How many hours have you spent searching for jobs on websites like LinkedIn, Glassdoor, or Indeed? How many times have you found the perfect position only to learn that you aren’t qualified due to some specific requirement you never saw coming?
Competition in the job market today is fierce, and many employers have become much stricter about their candidate requirements. In fact, a recent study by Glassdoor for Employers proves how difficult it can be to make a good first impression:
- On average, every corporate job opening attracts 250 resumes
- Only 4-6 of those applicants will be called in for an interview
It’s more important than ever to find a way to set yourself apart from the crowd, and one of the most effective ways to get a leg up on the competition is with a Masters in Business Administration (MBA). An applicant with an MBA degree may more easily receive an interview—and the job offer—over competition with fewer relevant degrees.
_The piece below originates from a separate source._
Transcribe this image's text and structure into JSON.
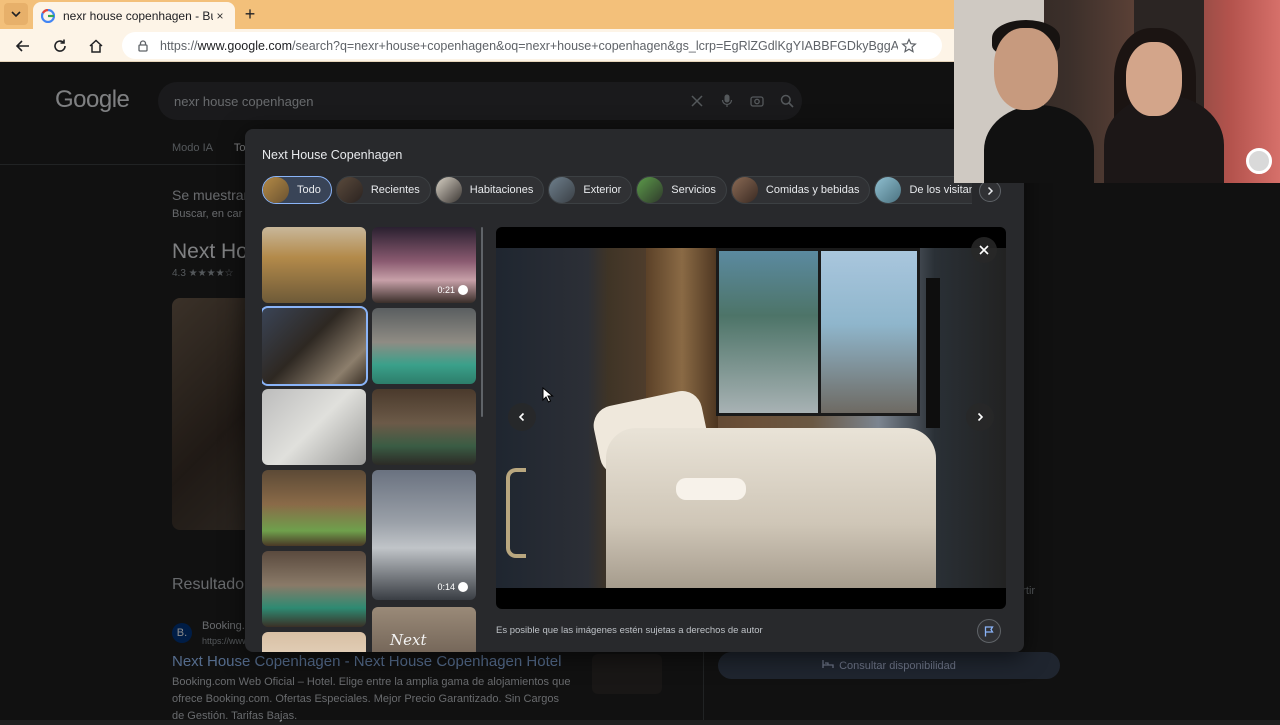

Many job descriptions even specify that the company requires or at least prefers to hire someone with an MBA.
So what kind of advantages does an MBA offer, and why do employers think it is so important?
Key advantages to having an MBA when applying for jobs
1. MBAs deliver managerial skills many other applicants don’t
Unless you have directly managed a team of employees in your current or previous position, chances are you don’t automatically have proof of your managerial or leadership skills. With an MBA, employers feel confident in your ability to manage a team because it is a primary focus of any MBA program. To have that vote of confidence without actually having real-life job experience in a managerial position can boost your chances significantly of getting in the door.
If you already have managerial experience prior to earning an MBA, your degree only solidifies the confidence an employer has in your ability to supervise employees or entire departments. Managerial experience in conjunction with an MBA degree also means you have better leverage and demonstrable value when it comes time to negotiate your starting pay and signing bonus.
2. MBAs can manage a vast professional network
Employers know that MBA graduates have learned the importance of networking and can bring those communication and relationship-building skills to their company. Those skills can be vital for growing the company’s own network of clients, partners, and investors.
MBA graduates may have initially laid the foundation for their professional network long before actually starting their MBA program, but more connections mean more opportunities. In an MBA program, you build relationships with peers, the school’s alumni, professors, and other faculty, who come from a wide range of professional backgrounds and may become vital contacts in the future.
A business school’s network helps the MBA grad learn how how to build relationships and manage a vast network of colleagues, clients, and mentors while also, of course, serving him or her as a job applicant. Someone who works at a company of interest or knows someone else who works there could be within an MBA’s network, and that “in” could be the final push to receive a job offer.
3. MBAs offer sharpened critical thinking skills
Critical thinking is a cornerstone of higher education, but an MBA program enhances and sharpens that level of critical thinking. Through rigorous practical application of complex business concepts to solve real-world problems, MBA graduates can entertain a diverse range of opinions while deducing which solution is best for a particular circumstance.
That kind of intuitiveness and quick thinking is vital in high-pressure business scenarios, deal-making, presentations, and other interactions and decision-making tasks. You don’t have to have an MBA to attain this level of critical thinking but the MBA degree suggests this automatically to potential employers and investors.
4. MBAs understand and apply strategic prioritization
In any management position, you will likely wear many hats and oversee many different types of tasks at once. Your time is valuable as is your company’s and your employees’. Understanding which tasks are most important to complete in which order is fundamental to being an effective manager.
While earning your MBA degree, you gain an understanding and application of strategic prioritization from completing the coursework and participating in class discussion. The value of these skills appears at both macro and micro levels. In class, you learn the ins and outs of setting strategic priorities for teams and organizations—macro applications you could apply at your current job or one to which you are applying.
These prioritization strategies also apply on a micro level to your own personal life. This includes in the curriculum itself as you juggle a heavy course load and the endless stream of new information that comes with it. At the same time, you must also balance that coursework against a slew of co-curricular options that build your knowledge and skill sets alongside class time and other non-educational commitments
An MBA degree signals to prospective employers that you have experience honing these skills which can give you a competitive advantage over much of the candidate pool.
5. MBAs prove they can fit within an organization culture
According to the GMAC Recruiters’ Survey, employers ranked a candidate’s ability to fit within an organizational culture as the most desirable trait for MBA graduates. This makes sense when you consider how important it is to morale and teamwork to have shared values driving aims and actions.
Additionally, in the process of applying to business school, MBA students gain experience in choosing--and being chosen--for fit with culture and in living or reflecting an organization’s values. This helps them make a better decision when it’s time to choose a workplace.
An employer’s confidence in your alignment with company culture is an extremely valuable part of earning an MBA degree.
With these five core skills and a number of other benefits you gain with an MBA degree, it’s easy to see why employers often select MBA graduates over others—or even require an MBA. If you’re interested in acquiring this edge for yourself (along with other tangible and intangible assets you may have yet to consider), you might want to check out our post on 16 benefits of an MBA.